Problems posed by mosquitoes and mosquito-borne diseases are not new to Bangladesh
It is an unfortunate reality that, when it came to addressing the dengue epidemic this year, the authorities have been inadequate at best and any criticism that was directed at them has been more than warranted.
What is all the more unfortunate is the lack of cooperation and communication that seems to exist amidst the authorities concerned -- the city corporations blamed government agencies for restricting imports of repellents while the government agencies concerned criticized both city corporations for failing to import repellents despite having the registration and license to do so.
This sort of finger-pointing ultimately leads to nowhere, and it is the general public that ultimately pays a hefty price with their health and well-being.
The question, therefore, must be posed: How long will this incompetence continue?
Problems posed by mosquitoes, and mosquito-borne diseases such as dengue and chikungunya, are not new to Bangladesh -- they are an annual affair.

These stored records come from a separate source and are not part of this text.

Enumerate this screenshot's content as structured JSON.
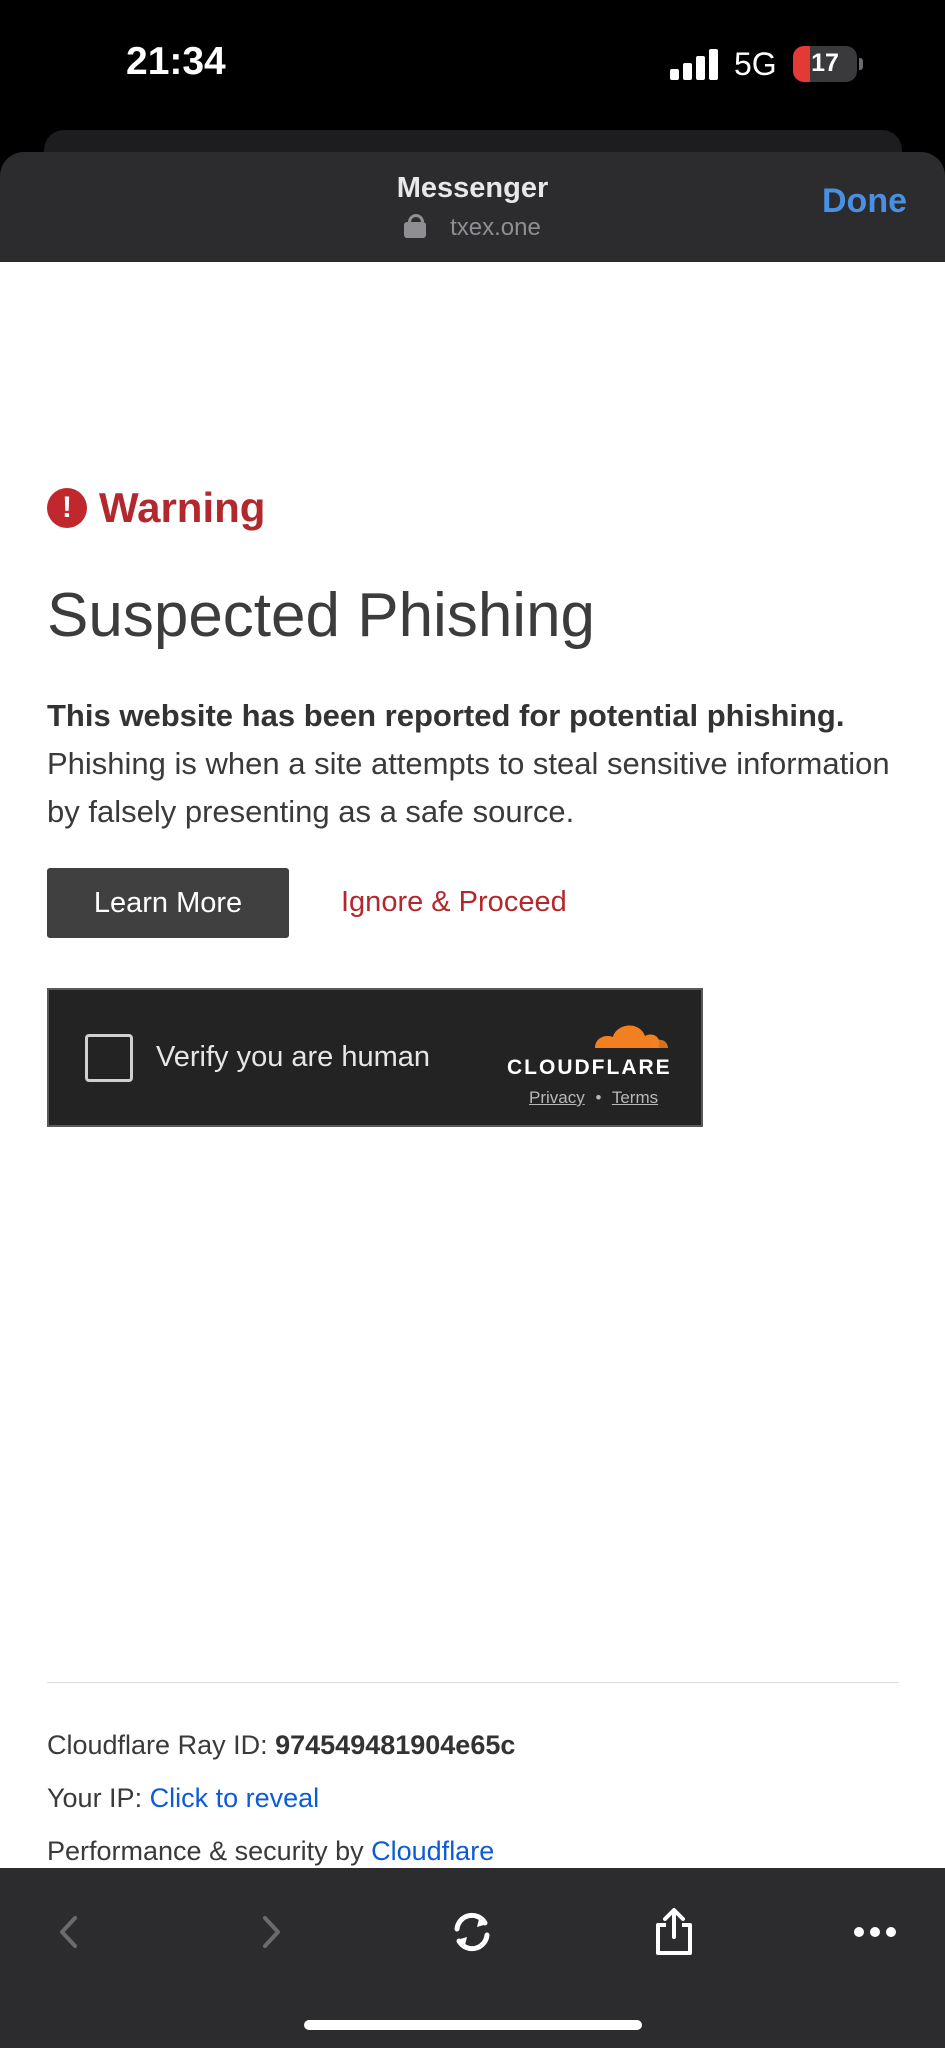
{
  "status_bar": {
    "time": "21:34",
    "network": "5G",
    "battery": "17",
    "battery_level": 0.17
  },
  "header": {
    "title": "Messenger",
    "url": "txex.one",
    "done_label": "Done"
  },
  "warning": {
    "label": "Warning",
    "heading": "Suspected Phishing",
    "bold_text": "This website has been reported for potential phishing.",
    "body_text": "Phishing is when a site attempts to steal sensitive information by falsely presenting as a safe source.",
    "learn_more": "Learn More",
    "ignore": "Ignore & Proceed"
  },
  "turnstile": {
    "label": "Verify you are human",
    "brand": "CLOUDFLARE",
    "privacy": "Privacy",
    "separator": "•",
    "terms": "Terms",
    "brand_color": "#f38020"
  },
  "footer": {
    "ray_label": "Cloudflare Ray ID:",
    "ray_id": "974549481904e65c",
    "ip_label": "Your IP:",
    "ip_link": "Click to reveal",
    "perf_label": "Performance & security by",
    "perf_link": "Cloudflare"
  },
  "toolbar": {
    "icons": [
      "chevron-left-icon",
      "chevron-right-icon",
      "reload-icon",
      "share-icon",
      "more-icon"
    ]
  }
}
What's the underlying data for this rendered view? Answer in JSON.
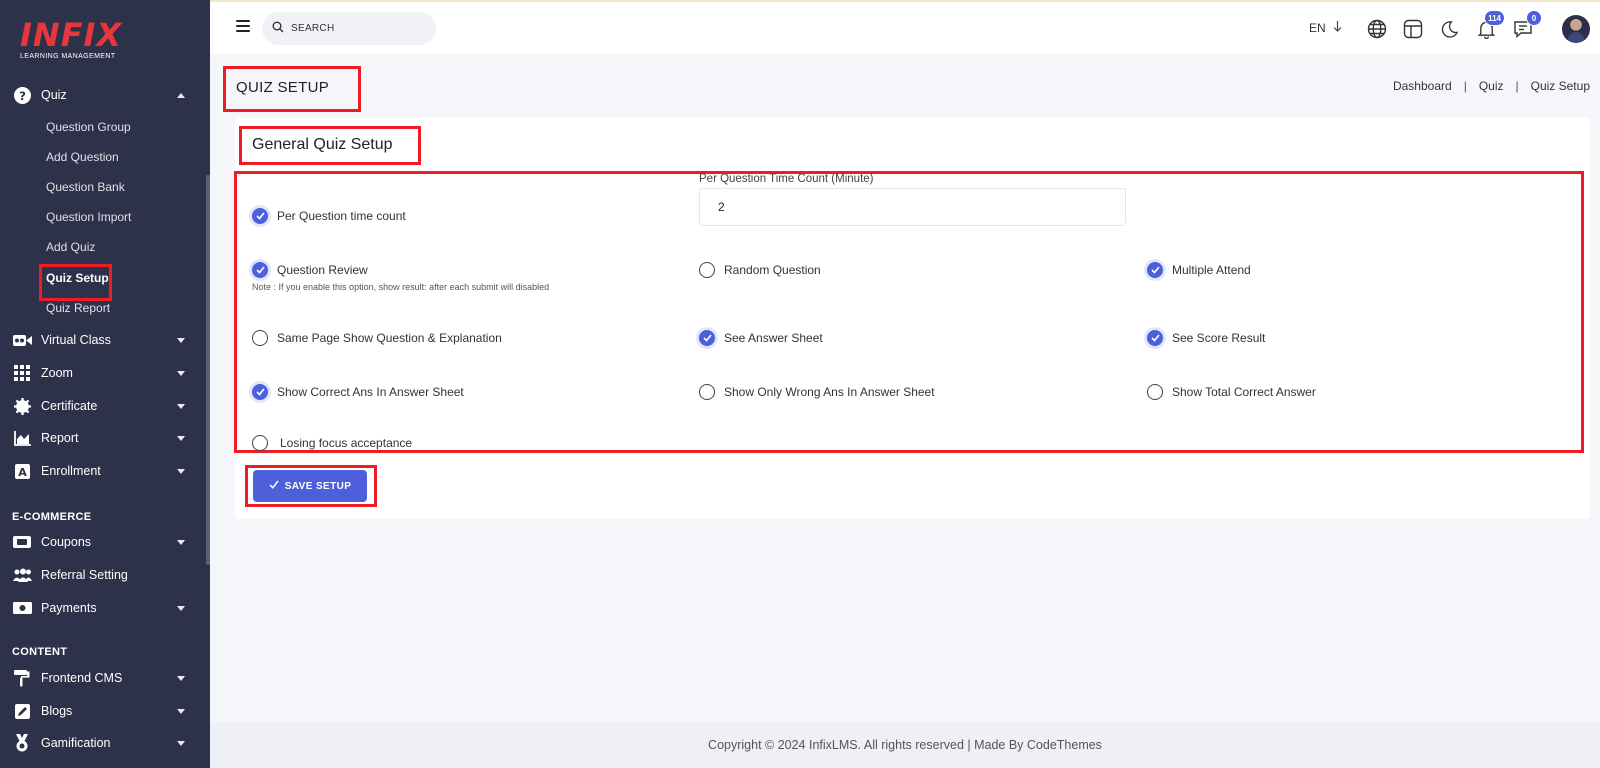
{
  "brand": {
    "name": "INFIX",
    "tagline": "LEARNING MANAGEMENT"
  },
  "sidebar": {
    "quiz": {
      "label": "Quiz",
      "items": [
        "Question Group",
        "Add Question",
        "Question Bank",
        "Question Import",
        "Add Quiz",
        "Quiz Setup",
        "Quiz Report"
      ]
    },
    "menu": [
      "Virtual Class",
      "Zoom",
      "Certificate",
      "Report",
      "Enrollment"
    ],
    "ecommerce_title": "E-COMMERCE",
    "ecommerce": [
      "Coupons",
      "Referral Setting",
      "Payments"
    ],
    "content_title": "CONTENT",
    "content": [
      "Frontend CMS",
      "Blogs",
      "Gamification"
    ]
  },
  "header": {
    "search_placeholder": "SEARCH",
    "lang": "EN",
    "notifications_count": "114",
    "messages_count": "0"
  },
  "page": {
    "title": "QUIZ SETUP",
    "breadcrumb": [
      "Dashboard",
      "Quiz",
      "Quiz Setup"
    ]
  },
  "card": {
    "title": "General Quiz Setup",
    "time_field_label": "Per Question Time Count (Minute)",
    "time_field_value": "2",
    "note": "Note : If you enable this option, show result: after each submit will disabled",
    "options": {
      "per_question_time": {
        "label": "Per Question time count",
        "checked": true
      },
      "question_review": {
        "label": "Question Review",
        "checked": true
      },
      "random_question": {
        "label": "Random Question",
        "checked": false
      },
      "multiple_attend": {
        "label": "Multiple Attend",
        "checked": true
      },
      "same_page": {
        "label": "Same Page Show Question & Explanation",
        "checked": false
      },
      "see_answer_sheet": {
        "label": "See Answer Sheet",
        "checked": true
      },
      "see_score_result": {
        "label": "See Score Result",
        "checked": true
      },
      "show_correct_ans": {
        "label": "Show Correct Ans In Answer Sheet",
        "checked": true
      },
      "show_only_wrong": {
        "label": "Show Only Wrong Ans In Answer Sheet",
        "checked": false
      },
      "show_total_correct": {
        "label": "Show Total Correct Answer",
        "checked": false
      },
      "losing_focus": {
        "label": "Losing focus acceptance",
        "checked": false
      }
    },
    "save_label": "SAVE SETUP"
  },
  "footer": {
    "text": "Copyright © 2024 InfixLMS. All rights reserved | Made By CodeThemes"
  },
  "colors": {
    "sidebar": "#2d3149",
    "accent": "#4e5fdc",
    "highlight": "#ee1c24",
    "brand": "#e8363b"
  }
}
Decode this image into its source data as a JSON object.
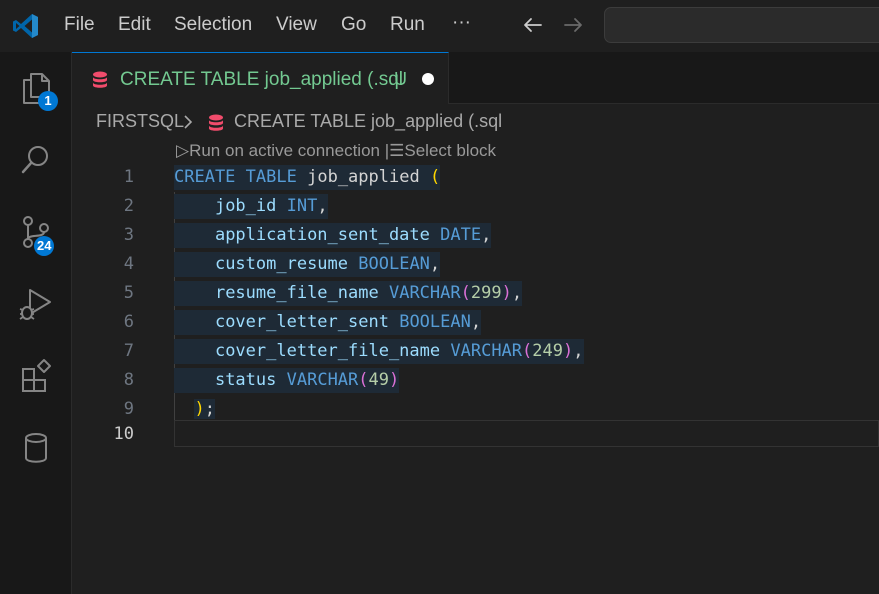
{
  "menu": {
    "file": "File",
    "edit": "Edit",
    "selection": "Selection",
    "view": "View",
    "go": "Go",
    "run": "Run",
    "more": "···"
  },
  "activity": {
    "explorer_badge": "1",
    "scm_badge": "24"
  },
  "tab": {
    "label": "CREATE TABLE job_applied (.sql",
    "status": "U"
  },
  "breadcrumb": {
    "root": "FIRSTSQL",
    "file": "CREATE TABLE job_applied (.sql"
  },
  "codelens": {
    "run": "Run on active connection",
    "separator": "|",
    "select": "Select block"
  },
  "editor": {
    "line_numbers": [
      "1",
      "2",
      "3",
      "4",
      "5",
      "6",
      "7",
      "8",
      "9",
      "10"
    ],
    "lines": [
      {
        "ident": "job_applied",
        "open": "("
      },
      {
        "col": "job_id",
        "type": "INT",
        "comma": ","
      },
      {
        "col": "application_sent_date",
        "type": "DATE",
        "comma": ","
      },
      {
        "col": "custom_resume",
        "type": "BOOLEAN",
        "comma": ","
      },
      {
        "col": "resume_file_name",
        "type": "VARCHAR",
        "lp": "(",
        "len": "299",
        "rp": ")",
        "comma": ","
      },
      {
        "col": "cover_letter_sent",
        "type": "BOOLEAN",
        "comma": ","
      },
      {
        "col": "cover_letter_file_name",
        "type": "VARCHAR",
        "lp": "(",
        "len": "249",
        "rp": ")",
        "comma": ","
      },
      {
        "col": "status",
        "type": "VARCHAR",
        "lp": "(",
        "len": "49",
        "rp": ")"
      },
      {
        "close": ")",
        "semi": ";"
      }
    ],
    "kw_create": "CREATE",
    "kw_table": "TABLE"
  },
  "colors": {
    "accent": "#0078d4",
    "untracked": "#73c991",
    "keyword": "#569cd6",
    "identifier": "#9cdcfe",
    "number": "#b5cea8",
    "bracket_1": "#ffd700",
    "bracket_2": "#da70d6"
  },
  "icons": {
    "logo": "vscode-logo-icon",
    "explorer": "files-icon",
    "search": "search-icon",
    "scm": "source-control-icon",
    "debug": "run-debug-icon",
    "extensions": "extensions-icon",
    "database": "database-icon",
    "back": "arrow-left-icon",
    "forward": "arrow-right-icon"
  }
}
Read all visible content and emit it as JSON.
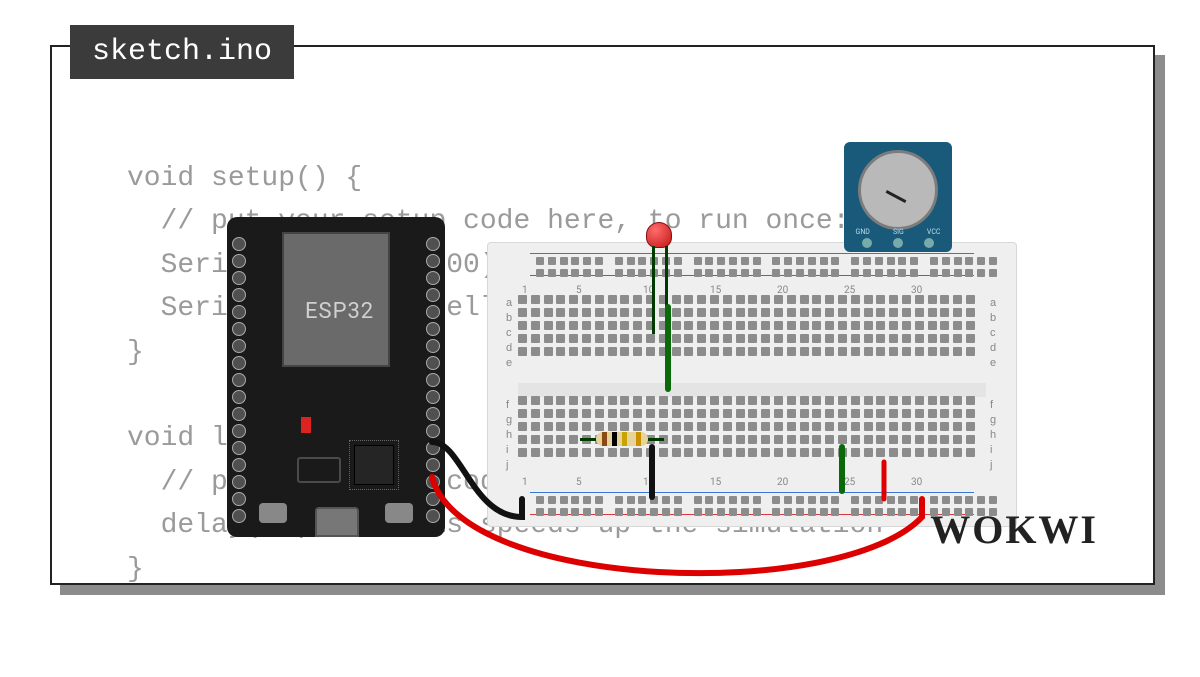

Yet, it seems that each and every year, the authorities remain woefully unprepared to tackle the crisis, turning instead to excuses.
This cannot be allowed to go on.
We must hold our authorities to a higher standard, and expect them to be better at dealing with this yearly issue.
Instead of resting on their laurels and being ad hoc in their approach to dealing with the threat of mosquitoes, the authorities must be pro-active in their planning, making sure that the mosquitoes stop breeding before it becomes a problem too big to handle.
With the immediate threat of the West Nile virus, carried by the Culex mosquito which starts breeding around this time, this is an opportunity for the concerned authorities to learn their lessons and redeem themselves.